PROBLEM
Repeat all of the records exactly, leaving out the pictures.

++++ PROVIDED INFORMATION

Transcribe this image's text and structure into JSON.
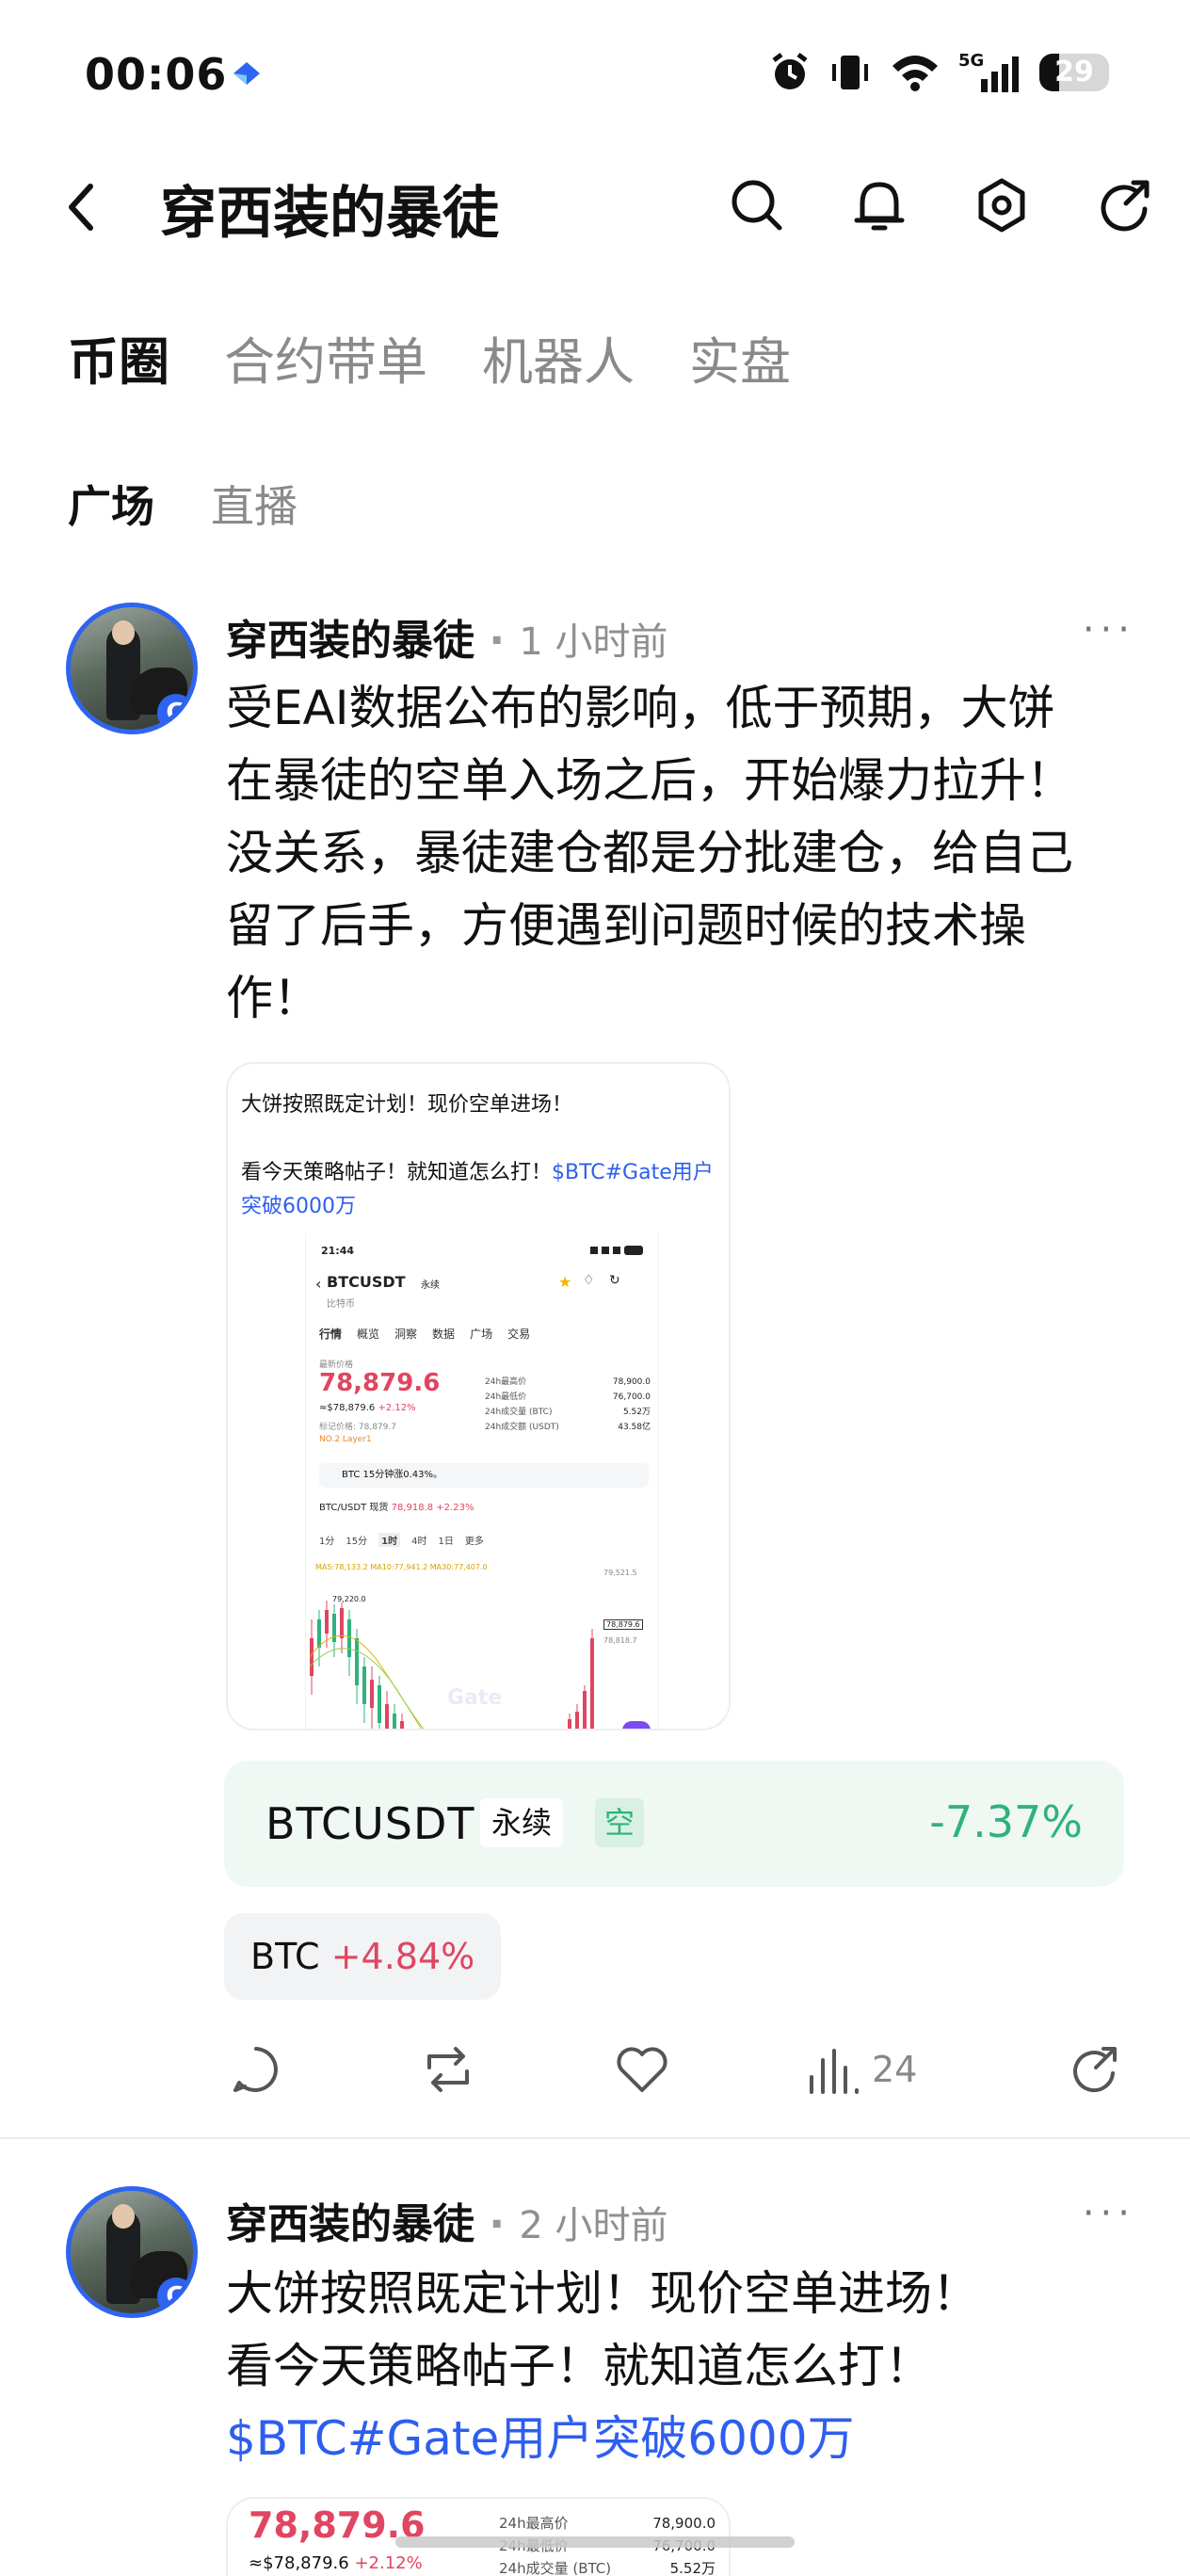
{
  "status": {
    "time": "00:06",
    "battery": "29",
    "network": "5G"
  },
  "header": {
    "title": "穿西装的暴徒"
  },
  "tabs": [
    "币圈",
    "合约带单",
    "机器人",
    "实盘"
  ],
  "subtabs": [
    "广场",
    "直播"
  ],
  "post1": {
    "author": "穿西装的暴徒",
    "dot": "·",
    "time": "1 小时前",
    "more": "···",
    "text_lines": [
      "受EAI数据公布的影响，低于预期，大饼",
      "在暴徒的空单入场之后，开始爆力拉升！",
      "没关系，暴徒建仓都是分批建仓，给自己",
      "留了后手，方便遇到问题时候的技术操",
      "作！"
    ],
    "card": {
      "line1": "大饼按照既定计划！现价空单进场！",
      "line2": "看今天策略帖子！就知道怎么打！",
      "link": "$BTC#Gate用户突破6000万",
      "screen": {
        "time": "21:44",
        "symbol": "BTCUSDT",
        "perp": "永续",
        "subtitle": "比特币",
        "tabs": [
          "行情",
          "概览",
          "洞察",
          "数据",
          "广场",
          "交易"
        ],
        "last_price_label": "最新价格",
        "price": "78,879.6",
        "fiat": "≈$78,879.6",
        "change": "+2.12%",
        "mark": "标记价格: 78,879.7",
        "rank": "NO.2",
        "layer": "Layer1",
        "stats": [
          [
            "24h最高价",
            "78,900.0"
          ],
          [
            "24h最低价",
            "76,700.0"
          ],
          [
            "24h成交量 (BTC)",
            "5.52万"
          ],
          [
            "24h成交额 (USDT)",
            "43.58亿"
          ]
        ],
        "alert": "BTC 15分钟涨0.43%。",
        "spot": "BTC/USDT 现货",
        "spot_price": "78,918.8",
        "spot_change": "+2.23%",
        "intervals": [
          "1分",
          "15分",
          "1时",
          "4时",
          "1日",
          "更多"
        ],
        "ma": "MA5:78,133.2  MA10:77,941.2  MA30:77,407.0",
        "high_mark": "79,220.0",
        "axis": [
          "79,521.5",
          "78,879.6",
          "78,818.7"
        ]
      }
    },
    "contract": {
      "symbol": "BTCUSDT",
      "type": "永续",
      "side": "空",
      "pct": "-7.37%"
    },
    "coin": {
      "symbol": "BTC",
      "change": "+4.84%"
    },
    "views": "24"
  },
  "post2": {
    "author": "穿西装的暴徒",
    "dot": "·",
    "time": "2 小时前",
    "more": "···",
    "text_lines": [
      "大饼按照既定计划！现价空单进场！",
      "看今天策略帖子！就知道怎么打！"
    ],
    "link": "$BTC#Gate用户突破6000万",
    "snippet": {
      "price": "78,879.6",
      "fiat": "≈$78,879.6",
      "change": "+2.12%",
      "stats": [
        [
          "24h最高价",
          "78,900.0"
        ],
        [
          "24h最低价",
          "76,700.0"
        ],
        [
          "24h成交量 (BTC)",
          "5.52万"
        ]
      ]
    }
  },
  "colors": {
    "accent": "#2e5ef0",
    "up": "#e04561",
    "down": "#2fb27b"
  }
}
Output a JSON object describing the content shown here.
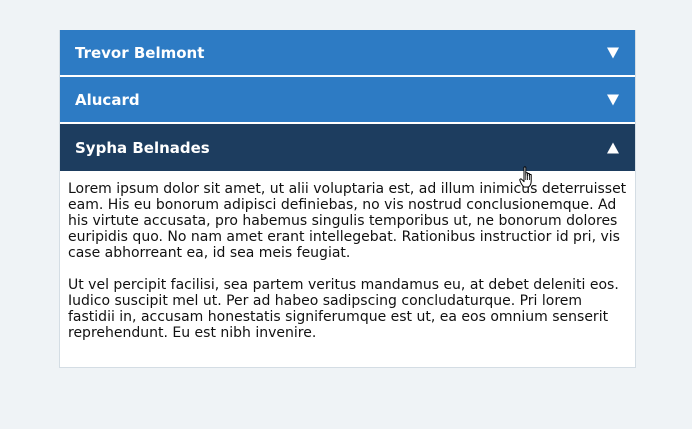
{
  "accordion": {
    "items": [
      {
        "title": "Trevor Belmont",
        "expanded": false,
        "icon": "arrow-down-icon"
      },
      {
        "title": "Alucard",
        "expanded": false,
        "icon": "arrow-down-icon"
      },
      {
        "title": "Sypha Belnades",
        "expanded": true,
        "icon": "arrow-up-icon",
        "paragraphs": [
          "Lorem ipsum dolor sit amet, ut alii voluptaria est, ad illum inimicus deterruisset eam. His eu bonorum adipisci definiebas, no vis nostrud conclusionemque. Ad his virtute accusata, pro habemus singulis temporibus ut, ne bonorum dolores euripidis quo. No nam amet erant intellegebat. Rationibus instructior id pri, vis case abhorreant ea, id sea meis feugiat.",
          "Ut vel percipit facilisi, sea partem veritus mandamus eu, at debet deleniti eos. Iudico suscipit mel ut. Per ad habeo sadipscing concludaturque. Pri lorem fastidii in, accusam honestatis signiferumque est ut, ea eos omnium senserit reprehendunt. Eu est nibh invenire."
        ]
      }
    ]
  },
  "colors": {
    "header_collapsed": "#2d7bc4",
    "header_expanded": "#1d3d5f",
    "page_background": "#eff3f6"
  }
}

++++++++

SOLUTION
Transcribe this image's text and structure into JSON.
{
  "status": {
    "time": "00:06",
    "battery": "29",
    "network": "5G"
  },
  "header": {
    "title": "穿西装的暴徒"
  },
  "tabs": [
    "币圈",
    "合约带单",
    "机器人",
    "实盘"
  ],
  "subtabs": [
    "广场",
    "直播"
  ],
  "post1": {
    "author": "穿西装的暴徒",
    "dot": "·",
    "time": "1 小时前",
    "more": "···",
    "text_lines": [
      "受EAI数据公布的影响，低于预期，大饼",
      "在暴徒的空单入场之后，开始爆力拉升！",
      "没关系，暴徒建仓都是分批建仓，给自己",
      "留了后手，方便遇到问题时候的技术操",
      "作！"
    ],
    "card": {
      "line1": "大饼按照既定计划！现价空单进场！",
      "line2": "看今天策略帖子！就知道怎么打！",
      "link": "$BTC#Gate用户突破6000万",
      "screen": {
        "time": "21:44",
        "symbol": "BTCUSDT",
        "perp": "永续",
        "subtitle": "比特币",
        "tabs": [
          "行情",
          "概览",
          "洞察",
          "数据",
          "广场",
          "交易"
        ],
        "last_price_label": "最新价格",
        "price": "78,879.6",
        "fiat": "≈$78,879.6",
        "change": "+2.12%",
        "mark": "标记价格: 78,879.7",
        "rank": "NO.2",
        "layer": "Layer1",
        "stats": [
          [
            "24h最高价",
            "78,900.0"
          ],
          [
            "24h最低价",
            "76,700.0"
          ],
          [
            "24h成交量 (BTC)",
            "5.52万"
          ],
          [
            "24h成交额 (USDT)",
            "43.58亿"
          ]
        ],
        "alert": "BTC 15分钟涨0.43%。",
        "spot": "BTC/USDT 现货",
        "spot_price": "78,918.8",
        "spot_change": "+2.23%",
        "intervals": [
          "1分",
          "15分",
          "1时",
          "4时",
          "1日",
          "更多"
        ],
        "ma": "MA5:78,133.2  MA10:77,941.2  MA30:77,407.0",
        "high_mark": "79,220.0",
        "axis": [
          "79,521.5",
          "78,879.6",
          "78,818.7"
        ]
      }
    },
    "contract": {
      "symbol": "BTCUSDT",
      "type": "永续",
      "side": "空",
      "pct": "-7.37%"
    },
    "coin": {
      "symbol": "BTC",
      "change": "+4.84%"
    },
    "views": "24"
  },
  "post2": {
    "author": "穿西装的暴徒",
    "dot": "·",
    "time": "2 小时前",
    "more": "···",
    "text_lines": [
      "大饼按照既定计划！现价空单进场！",
      "看今天策略帖子！就知道怎么打！"
    ],
    "link": "$BTC#Gate用户突破6000万",
    "snippet": {
      "price": "78,879.6",
      "fiat": "≈$78,879.6",
      "change": "+2.12%",
      "stats": [
        [
          "24h最高价",
          "78,900.0"
        ],
        [
          "24h最低价",
          "76,700.0"
        ],
        [
          "24h成交量 (BTC)",
          "5.52万"
        ]
      ]
    }
  },
  "colors": {
    "accent": "#2e5ef0",
    "up": "#e04561",
    "down": "#2fb27b"
  }
}
Output a JSON object describing the content shown here.
{
  "accordion": {
    "items": [
      {
        "title": "Trevor Belmont",
        "expanded": false,
        "icon": "arrow-down-icon"
      },
      {
        "title": "Alucard",
        "expanded": false,
        "icon": "arrow-down-icon"
      },
      {
        "title": "Sypha Belnades",
        "expanded": true,
        "icon": "arrow-up-icon",
        "paragraphs": [
          "Lorem ipsum dolor sit amet, ut alii voluptaria est, ad illum inimicus deterruisset eam. His eu bonorum adipisci definiebas, no vis nostrud conclusionemque. Ad his virtute accusata, pro habemus singulis temporibus ut, ne bonorum dolores euripidis quo. No nam amet erant intellegebat. Rationibus instructior id pri, vis case abhorreant ea, id sea meis feugiat.",
          "Ut vel percipit facilisi, sea partem veritus mandamus eu, at debet deleniti eos. Iudico suscipit mel ut. Per ad habeo sadipscing concludaturque. Pri lorem fastidii in, accusam honestatis signiferumque est ut, ea eos omnium senserit reprehendunt. Eu est nibh invenire."
        ]
      }
    ]
  },
  "colors": {
    "header_collapsed": "#2d7bc4",
    "header_expanded": "#1d3d5f",
    "page_background": "#eff3f6"
  }
}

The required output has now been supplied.